This Mediterranean garden design gets its real feel from the plants used. Typically, you can change the feel of almost any garden by the plants you choose. See: Plants - Planting Ideas
The home here is of Spanish Mediterranean design. This landscaping needed something different so I got out my trusty plant encyclopedia and did a little studying. In doing so I discovered a whole new group of plants that I didn’t even know would do well in our climate.
The yard we started with here is lower than the home and the street. The street and home are level so we have a yard that slopes into a valley and collects water. We created a retaining wall on both ends of the yard to create two level areas and do away with the slope.
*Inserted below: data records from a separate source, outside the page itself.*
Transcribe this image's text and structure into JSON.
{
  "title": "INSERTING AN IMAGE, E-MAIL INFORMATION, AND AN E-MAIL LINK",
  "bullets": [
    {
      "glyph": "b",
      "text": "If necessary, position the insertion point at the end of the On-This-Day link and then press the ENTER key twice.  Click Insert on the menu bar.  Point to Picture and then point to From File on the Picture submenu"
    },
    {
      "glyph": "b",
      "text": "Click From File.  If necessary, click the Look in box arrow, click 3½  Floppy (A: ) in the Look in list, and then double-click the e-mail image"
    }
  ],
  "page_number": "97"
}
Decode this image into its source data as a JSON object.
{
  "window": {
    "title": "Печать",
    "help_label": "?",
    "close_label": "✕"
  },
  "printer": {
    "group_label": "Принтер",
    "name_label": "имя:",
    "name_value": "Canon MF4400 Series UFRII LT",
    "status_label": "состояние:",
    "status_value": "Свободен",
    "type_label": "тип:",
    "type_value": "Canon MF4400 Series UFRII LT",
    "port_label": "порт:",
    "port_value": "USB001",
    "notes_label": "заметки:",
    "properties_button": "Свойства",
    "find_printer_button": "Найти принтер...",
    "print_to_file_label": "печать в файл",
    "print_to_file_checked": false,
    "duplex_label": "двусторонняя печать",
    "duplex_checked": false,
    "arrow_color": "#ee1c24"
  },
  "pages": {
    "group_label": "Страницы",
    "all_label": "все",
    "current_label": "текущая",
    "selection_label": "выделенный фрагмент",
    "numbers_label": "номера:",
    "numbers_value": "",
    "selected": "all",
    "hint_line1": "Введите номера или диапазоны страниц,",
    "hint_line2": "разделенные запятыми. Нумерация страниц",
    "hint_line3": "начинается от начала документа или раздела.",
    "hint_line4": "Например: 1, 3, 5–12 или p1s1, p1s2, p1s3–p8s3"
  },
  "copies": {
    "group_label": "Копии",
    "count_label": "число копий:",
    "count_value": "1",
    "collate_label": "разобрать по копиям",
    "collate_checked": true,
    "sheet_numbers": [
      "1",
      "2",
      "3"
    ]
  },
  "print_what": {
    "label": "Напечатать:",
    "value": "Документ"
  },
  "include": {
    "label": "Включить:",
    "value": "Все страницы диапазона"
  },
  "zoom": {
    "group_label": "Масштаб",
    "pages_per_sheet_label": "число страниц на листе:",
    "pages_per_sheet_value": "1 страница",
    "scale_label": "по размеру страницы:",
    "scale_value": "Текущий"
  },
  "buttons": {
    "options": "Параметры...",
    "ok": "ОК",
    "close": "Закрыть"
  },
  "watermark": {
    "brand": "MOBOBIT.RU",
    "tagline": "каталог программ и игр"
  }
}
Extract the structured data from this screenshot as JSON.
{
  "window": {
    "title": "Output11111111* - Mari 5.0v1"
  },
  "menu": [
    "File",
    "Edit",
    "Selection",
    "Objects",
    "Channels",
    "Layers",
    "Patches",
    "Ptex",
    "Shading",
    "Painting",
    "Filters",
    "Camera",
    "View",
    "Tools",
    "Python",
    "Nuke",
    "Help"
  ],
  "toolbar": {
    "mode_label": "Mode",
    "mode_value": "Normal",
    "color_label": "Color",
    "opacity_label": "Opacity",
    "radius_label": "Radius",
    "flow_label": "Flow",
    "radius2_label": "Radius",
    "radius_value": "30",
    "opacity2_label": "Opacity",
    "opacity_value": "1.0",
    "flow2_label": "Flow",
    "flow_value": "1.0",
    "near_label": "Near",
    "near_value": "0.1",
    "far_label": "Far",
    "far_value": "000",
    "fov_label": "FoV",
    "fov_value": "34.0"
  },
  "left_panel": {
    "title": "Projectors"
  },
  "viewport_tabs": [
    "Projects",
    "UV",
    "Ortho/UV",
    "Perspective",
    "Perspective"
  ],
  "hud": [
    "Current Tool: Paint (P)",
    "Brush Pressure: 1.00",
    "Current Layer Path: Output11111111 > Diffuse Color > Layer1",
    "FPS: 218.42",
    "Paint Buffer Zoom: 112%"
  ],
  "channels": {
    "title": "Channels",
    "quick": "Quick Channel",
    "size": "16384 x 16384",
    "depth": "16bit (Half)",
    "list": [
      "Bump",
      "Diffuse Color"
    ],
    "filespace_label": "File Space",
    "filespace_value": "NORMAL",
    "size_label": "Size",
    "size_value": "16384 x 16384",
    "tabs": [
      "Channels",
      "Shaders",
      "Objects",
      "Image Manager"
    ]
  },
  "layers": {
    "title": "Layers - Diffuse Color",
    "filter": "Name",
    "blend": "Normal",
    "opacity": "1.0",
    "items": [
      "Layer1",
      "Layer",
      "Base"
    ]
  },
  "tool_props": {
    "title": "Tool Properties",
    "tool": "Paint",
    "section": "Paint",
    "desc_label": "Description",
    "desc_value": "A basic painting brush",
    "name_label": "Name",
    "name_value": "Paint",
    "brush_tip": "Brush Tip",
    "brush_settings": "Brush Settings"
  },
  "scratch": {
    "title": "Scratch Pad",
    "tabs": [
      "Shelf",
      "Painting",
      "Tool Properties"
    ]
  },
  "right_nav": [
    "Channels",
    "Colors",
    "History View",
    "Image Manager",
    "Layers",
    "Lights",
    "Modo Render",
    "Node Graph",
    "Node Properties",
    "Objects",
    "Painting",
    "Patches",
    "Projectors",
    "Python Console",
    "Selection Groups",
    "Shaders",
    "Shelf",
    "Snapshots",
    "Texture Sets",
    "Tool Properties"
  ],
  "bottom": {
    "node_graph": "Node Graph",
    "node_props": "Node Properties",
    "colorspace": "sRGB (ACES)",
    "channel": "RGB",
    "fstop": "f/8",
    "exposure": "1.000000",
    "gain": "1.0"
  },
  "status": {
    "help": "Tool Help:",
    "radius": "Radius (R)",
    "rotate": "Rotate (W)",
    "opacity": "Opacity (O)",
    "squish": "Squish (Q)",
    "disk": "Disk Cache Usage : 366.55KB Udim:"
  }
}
Then we gave the landscape a slight grade from one end of the design to the other for the water to drain away.
The natural stone walkway in the center is a necessity. It makes the home more inviting and welcomes guests to the front door. It also gives more parking space by allowing walking access from the street.
The design of the lawn area flows in curves that meet as though there is no walkway dividing the two areas. This helps create unity and continuity in landscaping ideas where a sidewalk separates a yard.
A Sloped Yard
This Mediterranean design idea uses some real simple methods and principles to get its successful combination of different elements. While the design does address and provide solutions for some problem areas, a lot of it is created to add curb appeal and to simply look cool. More on this design below…
The retaining walls in this design are created to soften a mild slope in the yard. While the slope wasn’t necessarily bad enough to demand a retaining wall, the walls also add more design elements to work with.
Creating a second level most always helps add interest to any landscaping ideas or yard. In this case we were able to create terraces and level out the slight slope. This will actually help with run off and saturation problems in the lawn area when the automatic sprinkler system runs.
Another design element that the retaining wall added to the landscaping is that we used the same stucco surface as the rest of the home. This helped make the landscaping a perfect and natural looking extension of the home.
Besides the design style of the home itself, the other main design element responsible for the Mediterranean look is of course, the plant selection. This is true with a lot of gardens. Change the palm trees in this design to some varieties of Desert landscaping plants and Cactus, and you would have a beautiful Southwest Landscaping or Xeriscaping design.
The rest of the plants in this design are a simple selection of Lavenders, Paprika Yarrow, Feather Reed Grass, Verbena, and Dwarf Hawthorns. Also on the other side of the driveway there is a cut out with another Palm and plantings. This helped create balance to an otherwise massive and blank slab of concrete.
The lawn and bedding areas are edged with 4 inch wide pound in metal landscape edging. This type of edging will work fine in this project because we’re using Fescue lawn sod which is a non agressive lawn type that doesn’t invade flower beds. More agressive lawn grasses such as Bermuda would require deeper edging to keep the lawn in its place.
The lawn area is minimal which is mainly due to the clients request. Again, it is a hybrid Fescue sod which is a wonderful lawn grass that keeps most of its color through the Winter in this area of zone 7. And of course, the lawn area and all planting areas have an automatic sprinkler system for convenience and efficient watering.
The rock areas cover quite a bit of space which is a contributing reason to two colors of groundcover rock. In areas this large or larger, a second type of groundcover may just be the answer to a need for another design element.
The all information have been taken from http://www.the-landscape-design-site.com